1. Introduction. What is trajectory optimization? Let’s start with an example: imagine a satellite moving between two planets. We would use the term trajectory to describe the path the the satellite takes between the two planets. Usually, this path would include both state (e.g. position and velocity) and control (e.g. thrust) as functions of time. The term trajectory optimization refers to a set of methods that are used to find the best choice of trajectory, typically by selecting the inputs to the system, known as controls, as functions of time. 1.1. Overview. Why read this paper? Our contribution is to provide a tutorial that covers all of the basics required to understand and implement direct collocation methods, while still being accessible to broad audience. Where possible, we teach through examples, both in this paper and in the electronic supplement. This tutorial starts with a brief introduction to the basics of trajectory optimization (§1), and then it moves on to solve a simple example problem using trapezoidal collocation (§2). The next sections cover the general implementation details for trapezoidal collocation (§3) and Hermite–Simpson collocation (§4), followed by a section about practical implementation details and debugging (§5). Next there are three example problems: cart-pole swing-up (§6), five-link bipedal walking (§7), and minimum-work block-move (§8). The paper concludes with an overview of related optimization topics and a summary of commonly used software packages (§9). This paper comes with a two-part electronic supplement, which is described in detail in the appendix §A. The first part is a general purpose trajectory optimization library, written in Matlab, that implements both trapezoidal direct collocation, Hermite–Simpson direct collocation, direct multiple shooting (4th -order Runge–Kutta), and global orthogonal collocation (Chebyshev Lobatto). The second part of the supplement is a set of all example problems from this paper implemented in Matlab and solved with the afore-mentioned trajectory optimization library. The code in the supplement is well-documented and designed to be read in a tutorial fashion. 1.2. Notation. For reference, these are the main symbols we will use throughout the tutorial and will be described in detail later. tk N

time at knot point k number of trajectory (spline) segments

hk = tk+1 − tk xk = x(tk )

duration of spline segment k state at knot point k

uk = u(tk )  wk = w tk , xk , uk  fk = f tk , xk , uk q˙ =

d dt q

q¨ =
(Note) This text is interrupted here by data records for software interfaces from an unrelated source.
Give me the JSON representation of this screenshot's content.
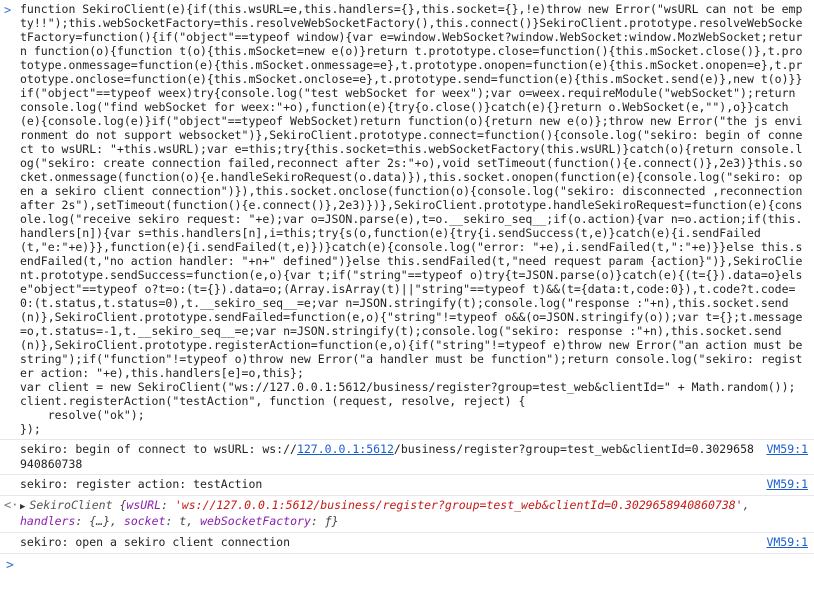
{
  "input_gutter": ">",
  "result_gutter": "<·",
  "prompt_glyph": ">",
  "code_block": "function SekiroClient(e){if(this.wsURL=e,this.handlers={},this.socket={},!e)throw new Error(\"wsURL can not be empty!!\");this.webSocketFactory=this.resolveWebSocketFactory(),this.connect()}SekiroClient.prototype.resolveWebSocketFactory=function(){if(\"object\"==typeof window){var e=window.WebSocket?window.WebSocket:window.MozWebSocket;return function(o){function t(o){this.mSocket=new e(o)}return t.prototype.close=function(){this.mSocket.close()},t.prototype.onmessage=function(e){this.mSocket.onmessage=e},t.prototype.onopen=function(e){this.mSocket.onopen=e},t.prototype.onclose=function(e){this.mSocket.onclose=e},t.prototype.send=function(e){this.mSocket.send(e)},new t(o)}}if(\"object\"==typeof weex)try{console.log(\"test webSocket for weex\");var o=weex.requireModule(\"webSocket\");return console.log(\"find webSocket for weex:\"+o),function(e){try{o.close()}catch(e){}return o.WebSocket(e,\"\"),o}}catch(e){console.log(e)}if(\"object\"==typeof WebSocket)return function(o){return new e(o)};throw new Error(\"the js environment do not support websocket\")},SekiroClient.prototype.connect=function(){console.log(\"sekiro: begin of connect to wsURL: \"+this.wsURL);var e=this;try{this.socket=this.webSocketFactory(this.wsURL)}catch(o){return console.log(\"sekiro: create connection failed,reconnect after 2s:\"+o),void setTimeout(function(){e.connect()},2e3)}this.socket.onmessage(function(o){e.handleSekiroRequest(o.data)}),this.socket.onopen(function(e){console.log(\"sekiro: open a sekiro client connection\")}),this.socket.onclose(function(o){console.log(\"sekiro: disconnected ,reconnection after 2s\"),setTimeout(function(){e.connect()},2e3)})},SekiroClient.prototype.handleSekiroRequest=function(e){console.log(\"receive sekiro request: \"+e);var o=JSON.parse(e),t=o.__sekiro_seq__;if(o.action){var n=o.action;if(this.handlers[n]){var s=this.handlers[n],i=this;try{s(o,function(e){try{i.sendSuccess(t,e)}catch(e){i.sendFailed(t,\"e:\"+e)}},function(e){i.sendFailed(t,e)})}catch(e){console.log(\"error: \"+e),i.sendFailed(t,\":\"+e)}}else this.sendFailed(t,\"no action handler: \"+n+\" defined\")}else this.sendFailed(t,\"need request param {action}\")},SekiroClient.prototype.sendSuccess=function(e,o){var t;if(\"string\"==typeof o)try{t=JSON.parse(o)}catch(e){(t={}).data=o}else\"object\"==typeof o?t=o:(t={}).data=o;(Array.isArray(t)||\"string\"==typeof t)&&(t={data:t,code:0}),t.code?t.code=0:(t.status,t.status=0),t.__sekiro_seq__=e;var n=JSON.stringify(t);console.log(\"response :\"+n),this.socket.send(n)},SekiroClient.prototype.sendFailed=function(e,o){\"string\"!=typeof o&&(o=JSON.stringify(o));var t={};t.message=o,t.status=-1,t.__sekiro_seq__=e;var n=JSON.stringify(t);console.log(\"sekiro: response :\"+n),this.socket.send(n)},SekiroClient.prototype.registerAction=function(e,o){if(\"string\"!=typeof e)throw new Error(\"an action must be string\");if(\"function\"!=typeof o)throw new Error(\"a handler must be function\");return console.log(\"sekiro: register action: \"+e),this.handlers[e]=o,this};\nvar client = new SekiroClient(\"ws://127.0.0.1:5612/business/register?group=test_web&clientId=\" + Math.random());\nclient.registerAction(\"testAction\", function (request, resolve, reject) {\n    resolve(\"ok\");\n});",
  "logs": [
    {
      "prefix": "sekiro: begin of connect to wsURL: ws://",
      "link": "127.0.0.1:5612",
      "suffix": "/business/register?group=test_web&clientId=0.3029658940860738",
      "source": "VM59:1"
    },
    {
      "prefix": "sekiro: register action: testAction",
      "link": "",
      "suffix": "",
      "source": "VM59:1"
    }
  ],
  "result": {
    "triangle": "▶",
    "class_name": "SekiroClient",
    "open": "{",
    "k1": "wsURL",
    "v1": "'ws://127.0.0.1:5612/business/register?group=test_web&clientId=0.3029658940860738'",
    "k2": "handlers",
    "v2": "{…}",
    "k3": "socket",
    "v3": "t",
    "k4": "webSocketFactory",
    "v4": "ƒ",
    "close": "}"
  },
  "last_log": {
    "text": "sekiro: open a sekiro client connection",
    "source": "VM59:1"
  }
}
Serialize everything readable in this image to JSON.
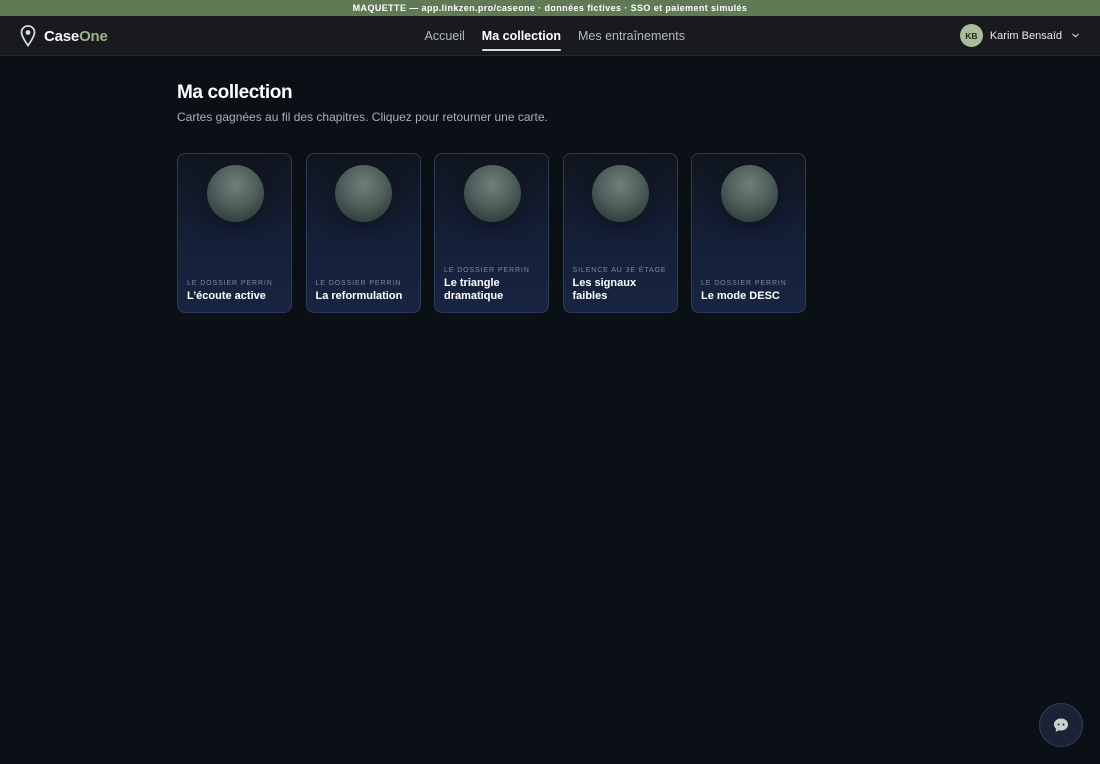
{
  "banner": {
    "text": "MAQUETTE — app.linkzen.pro/caseone · données fictives · SSO et paiement simulés"
  },
  "brand": {
    "name_part1": "Case",
    "name_part2": "One",
    "logo_icon": "map-pin-icon",
    "accent_color": "#9cb48c"
  },
  "nav": {
    "items": [
      {
        "label": "Accueil",
        "active": false
      },
      {
        "label": "Ma collection",
        "active": true
      },
      {
        "label": "Mes entraînements",
        "active": false
      }
    ]
  },
  "user": {
    "initials": "KB",
    "name": "Karim Bensaïd",
    "menu_icon": "chevron-down-icon"
  },
  "page": {
    "title": "Ma collection",
    "subtitle": "Cartes gagnées au fil des chapitres. Cliquez pour retourner une carte."
  },
  "cards": [
    {
      "chapter": "LE DOSSIER PERRIN",
      "title": "L’écoute active"
    },
    {
      "chapter": "LE DOSSIER PERRIN",
      "title": "La reformulation"
    },
    {
      "chapter": "LE DOSSIER PERRIN",
      "title": "Le triangle dramatique"
    },
    {
      "chapter": "SILENCE AU 3E ÉTAGE",
      "title": "Les signaux faibles"
    },
    {
      "chapter": "LE DOSSIER PERRIN",
      "title": "Le mode DESC"
    }
  ],
  "chat": {
    "icon": "chat-bot-icon"
  },
  "colors": {
    "banner_bg": "#5f7a55",
    "page_bg": "#0b0f16",
    "topbar_bg": "#181a1d",
    "card_border": "#2c3a55"
  }
}
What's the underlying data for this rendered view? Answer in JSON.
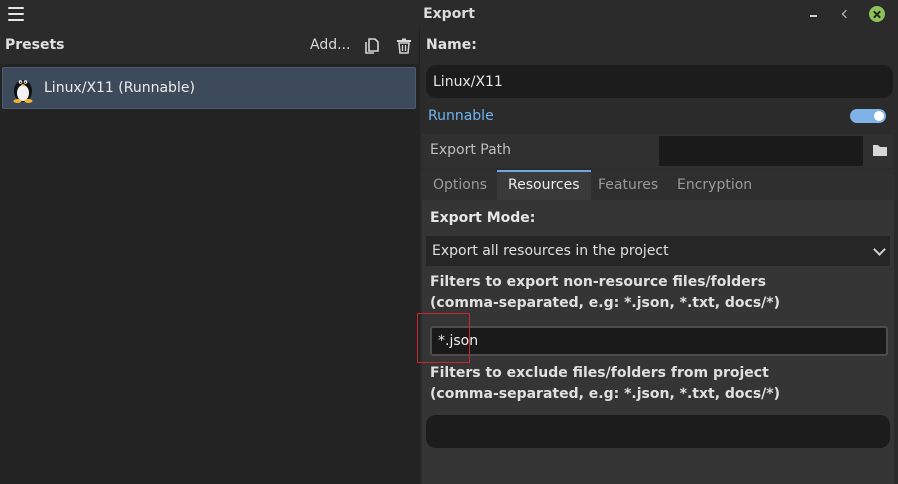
{
  "window": {
    "title": "Export",
    "icons": {
      "menu": "hamburger-icon",
      "minimize": "minimize-icon",
      "maximize": "maximize-icon",
      "close": "close-icon"
    }
  },
  "presets": {
    "label": "Presets",
    "add_label": "Add...",
    "items": [
      {
        "label": "Linux/X11 (Runnable)",
        "icon": "tux-penguin-icon",
        "selected": true
      }
    ]
  },
  "preset_details": {
    "name_label": "Name:",
    "name_value": "Linux/X11",
    "runnable_label": "Runnable",
    "runnable_on": true,
    "export_path_label": "Export Path",
    "export_path_value": "",
    "tabs": [
      {
        "label": "Options",
        "active": false
      },
      {
        "label": "Resources",
        "active": true
      },
      {
        "label": "Features",
        "active": false
      },
      {
        "label": "Encryption",
        "active": false
      }
    ]
  },
  "resources": {
    "export_mode_label": "Export Mode:",
    "export_mode_value": "Export all resources in the project",
    "include_filter_label_1": "Filters to export non-resource files/folders",
    "include_filter_label_2": "(comma-separated, e.g: *.json, *.txt, docs/*)",
    "include_filter_value": "*.json",
    "exclude_filter_label_1": "Filters to exclude files/folders from project",
    "exclude_filter_label_2": "(comma-separated, e.g: *.json, *.txt, docs/*)",
    "exclude_filter_value": ""
  },
  "colors": {
    "accent": "#6fb4f0",
    "toggle": "#7fb2e6",
    "highlight": "#c8262e",
    "close_button": "#8fc15a",
    "selection": "#3d4a5a"
  }
}
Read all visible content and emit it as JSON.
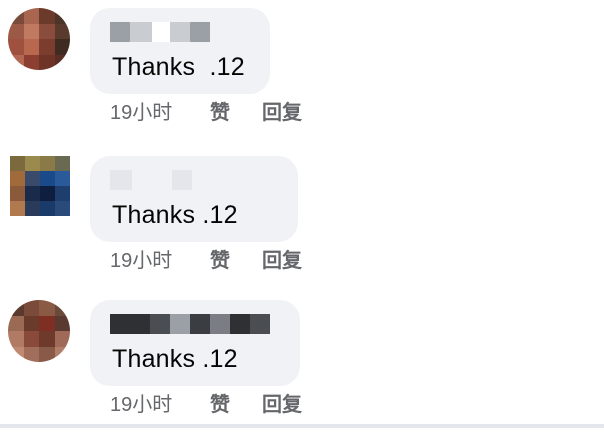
{
  "comments": [
    {
      "text": "Thanks  .12",
      "time": "19小时",
      "like_label": "赞",
      "reply_label": "回复",
      "avatar_colors": [
        "#7a4a3a",
        "#a8654f",
        "#6b3a2a",
        "#4a3526",
        "#9c5a46",
        "#c07a62",
        "#8a4c3c",
        "#5a3a2c",
        "#a0503e",
        "#b8684f",
        "#7c3c2e",
        "#3e2c22",
        "#b26852",
        "#8c3e30",
        "#6e3428",
        "#5a2e24"
      ],
      "name_mask_colors": [
        "#9aa0a6",
        "#c9ccd1",
        "#ffffff",
        "#c9ccd1",
        "#9aa0a6"
      ]
    },
    {
      "text": "Thanks .12",
      "time": "19小时",
      "like_label": "赞",
      "reply_label": "回复",
      "avatar_colors": [
        "#7a6a3e",
        "#9a8a4e",
        "#8a7a48",
        "#6a6a52",
        "#a06a3a",
        "#3a4a6a",
        "#1a4a8a",
        "#2a5a9a",
        "#8a5a3a",
        "#1a2a4a",
        "#0e1e3e",
        "#1e3e6e",
        "#b07a4e",
        "#2a3a5a",
        "#1a3a6a",
        "#2a4a7a"
      ],
      "name_mask_colors": [
        "#e4e6eb",
        "#f0f2f5",
        "#e4e6eb"
      ]
    },
    {
      "text": "Thanks .12",
      "time": "19小时",
      "like_label": "赞",
      "reply_label": "回复",
      "avatar_colors": [
        "#5a3a2e",
        "#7a4a3a",
        "#8a5a44",
        "#6a4a3a",
        "#9a6a54",
        "#6a3a2a",
        "#7e2e22",
        "#5a3a30",
        "#b07a64",
        "#8a4a3a",
        "#6e3a2c",
        "#a06a58",
        "#c08a72",
        "#a06e5a",
        "#8a5a48",
        "#b07e68"
      ],
      "name_mask_colors": [
        "#2e3034",
        "#4a4d52",
        "#9aa0a6",
        "#3a3d42",
        "#7a7e84",
        "#2e3034",
        "#4a4d52"
      ]
    }
  ]
}
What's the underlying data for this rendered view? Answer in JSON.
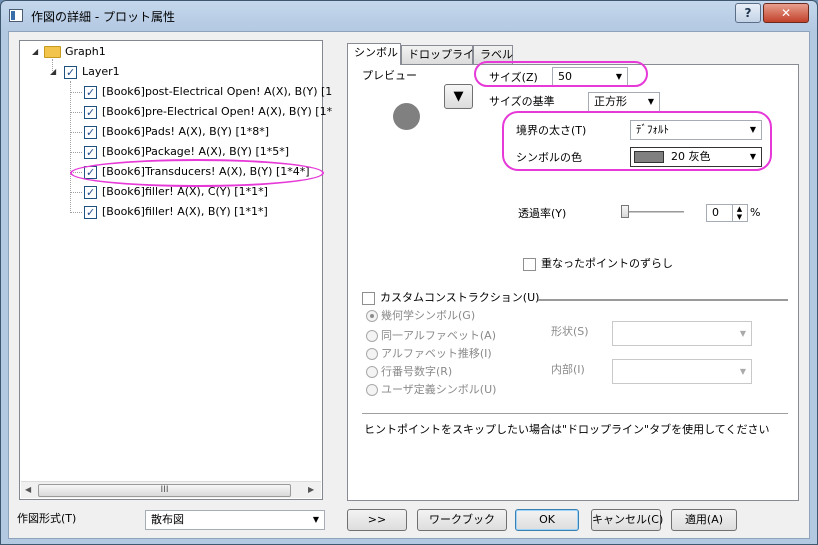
{
  "window": {
    "title": "作図の詳細 - プロット属性",
    "help_label": "?",
    "close_label": "✕"
  },
  "tree": {
    "root_label": "Graph1",
    "layer_label": "Layer1",
    "items": [
      {
        "label": "[Book6]post-Electrical Open! A(X), B(Y) [1",
        "checked": true
      },
      {
        "label": "[Book6]pre-Electrical Open! A(X), B(Y) [1*",
        "checked": true
      },
      {
        "label": "[Book6]Pads! A(X), B(Y) [1*8*]",
        "checked": true
      },
      {
        "label": "[Book6]Package! A(X), B(Y) [1*5*]",
        "checked": true
      },
      {
        "label": "[Book6]Transducers! A(X), B(Y) [1*4*]",
        "checked": true
      },
      {
        "label": "[Book6]filler! A(X), C(Y) [1*1*]",
        "checked": true
      },
      {
        "label": "[Book6]filler! A(X), B(Y) [1*1*]",
        "checked": true
      }
    ],
    "scroll_thumb": "III"
  },
  "bottom": {
    "plot_type_label": "作図形式(T)",
    "plot_type_value": "散布図",
    "more_button": ">>",
    "workbook_button": "ワークブック",
    "ok_button": "OK",
    "cancel_button": "キャンセル(C)",
    "apply_button": "適用(A)"
  },
  "tabs": [
    "シンボル",
    "ドロップライン",
    "ラベル"
  ],
  "symbol": {
    "preview_label": "プレビュー",
    "size_label": "サイズ(Z)",
    "size_value": "50",
    "size_basis_label": "サイズの基準",
    "size_basis_value": "正方形",
    "edge_width_label": "境界の太さ(T)",
    "edge_width_value": "ﾃﾞﾌｫﾙﾄ",
    "color_label": "シンボルの色",
    "color_value": "20 灰色",
    "transparency_label": "透過率(Y)",
    "transparency_value": "0",
    "transparency_unit": "%",
    "offset_label": "重なったポイントのずらし",
    "custom_label": "カスタムコンストラクション(U)",
    "radio_geometric": "幾何学シンボル(G)",
    "radio_same_letter": "同一アルファベット(A)",
    "radio_letter_increment": "アルファベット推移(I)",
    "radio_row_number": "行番号数字(R)",
    "radio_user_defined": "ユーザ定義シンボル(U)",
    "shape_label": "形状(S)",
    "interior_label": "内部(I)",
    "hint_text": "ヒントポイントをスキップしたい場合は\"ドロップライン\"タブを使用してください"
  },
  "colors": {
    "highlight": "#e639d8",
    "symbol_gray": "#808080"
  }
}
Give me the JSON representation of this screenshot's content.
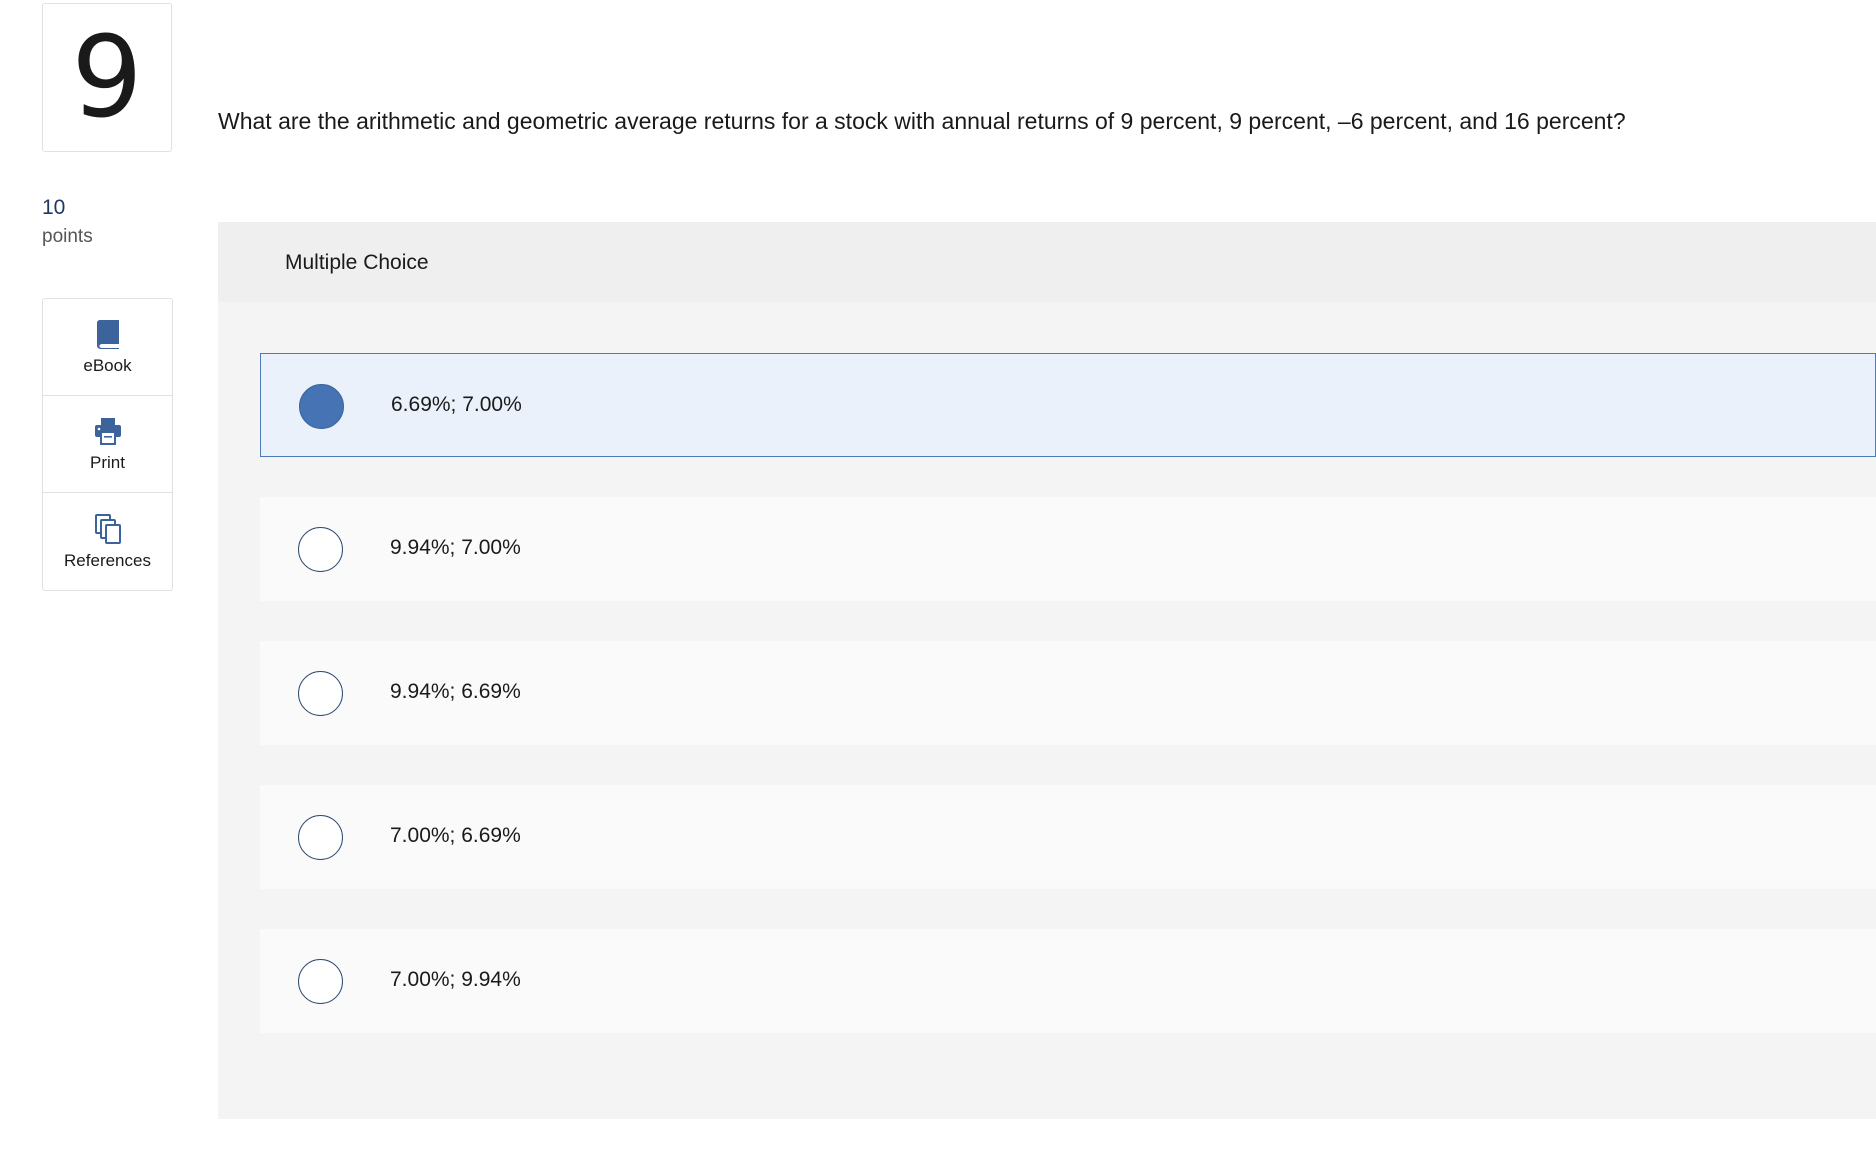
{
  "question": {
    "number": "9",
    "points_value": "10",
    "points_label": "points",
    "text": "What are the arithmetic and geometric average returns for a stock with annual returns of 9 percent, 9 percent, –6 percent, and 16 percent?"
  },
  "tools": [
    {
      "label": "eBook",
      "icon": "book-icon"
    },
    {
      "label": "Print",
      "icon": "printer-icon"
    },
    {
      "label": "References",
      "icon": "copy-documents-icon"
    }
  ],
  "answer_panel": {
    "title": "Multiple Choice",
    "choices": [
      {
        "text": "6.69%; 7.00%",
        "selected": true
      },
      {
        "text": "9.94%; 7.00%",
        "selected": false
      },
      {
        "text": "9.94%; 6.69%",
        "selected": false
      },
      {
        "text": "7.00%; 6.69%",
        "selected": false
      },
      {
        "text": "7.00%; 9.94%",
        "selected": false
      }
    ]
  },
  "colors": {
    "accent": "#4673b3",
    "selected_bg": "#eaf1fa",
    "points_text": "#1f3a60"
  }
}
control at knot point k integrand of objective function at knot point k system dynamics at knot point k 2

d dt2 q

first and second time-derivatives of q

∗ This

work was supported by the National Science Foundation University, Ithaca, NY.